The collection consists of six bottles containing scents, including those used by Empress Alexandra Fyodorovna and Nicholas II himself.
Though the fragrances have subtly altered over time, the top notes are still discernible.
Perfumes for princesses
It is said that the floral scents by the French firm Coty were used by the young grand princesses, with Anastasia favouring ‘La Violette Pourpre’ (‘Purple Violet’) and Olga ‘La Rose Jacqueminot’ (‘Tea Rose’), which is the one in the smallest glass bottle in the picture.
Another sibling, Tatiana, liked ‘Jasmin de Corse’ (‘Corsican Jasmine) which you can see in the half-full bottle pictured in the collection.
Tsarskoye Selo also received a perfume box of Princess Maria’s favourite fragrance 'Lilas Pourpre' (‘Purple lily’) as part of the donation.
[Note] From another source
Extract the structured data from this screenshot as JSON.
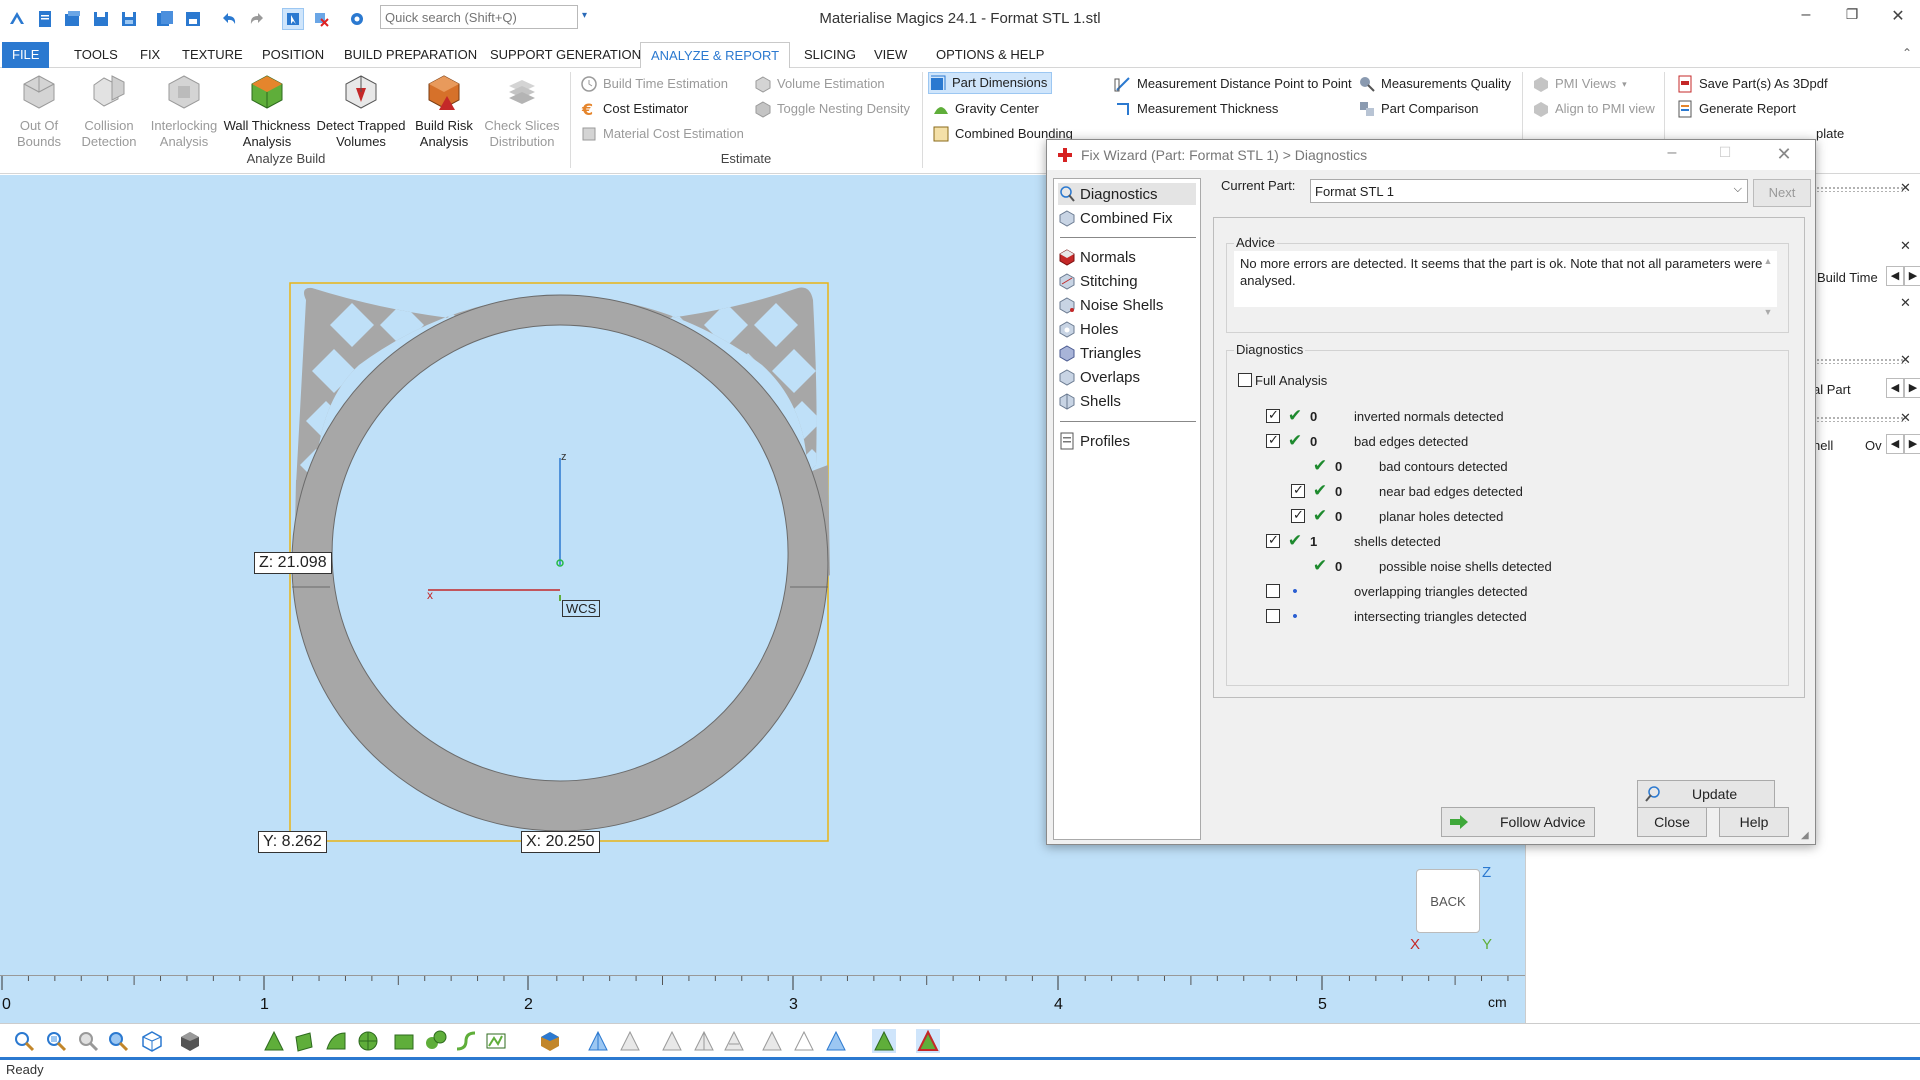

Legend and lure of Coty
All the scents were made by Coty at the beginning of the 20th century.
Coty was founded in Paris in 1904 by 29-year-old François Coty, a visionary who set out to shake up a perfume industry which had seen little change in the 19th century.
He commissioned leading artists and manufacturers such as René Lalique and the Glassworks of Baccarat to design gorgeous bottles for the fragrances to present them in the most luxurious manner.
“One thing eluded me,” he confessed in 1934, the year of his death. “I never managed to capture the smell of honeysuckle.”
The bottles with perfume were bought at different times in antique shops or at auctions.
World Heritage site Tsarskoye Selo - meaning the Tsar's village - was formerly one of the imperial family's residences.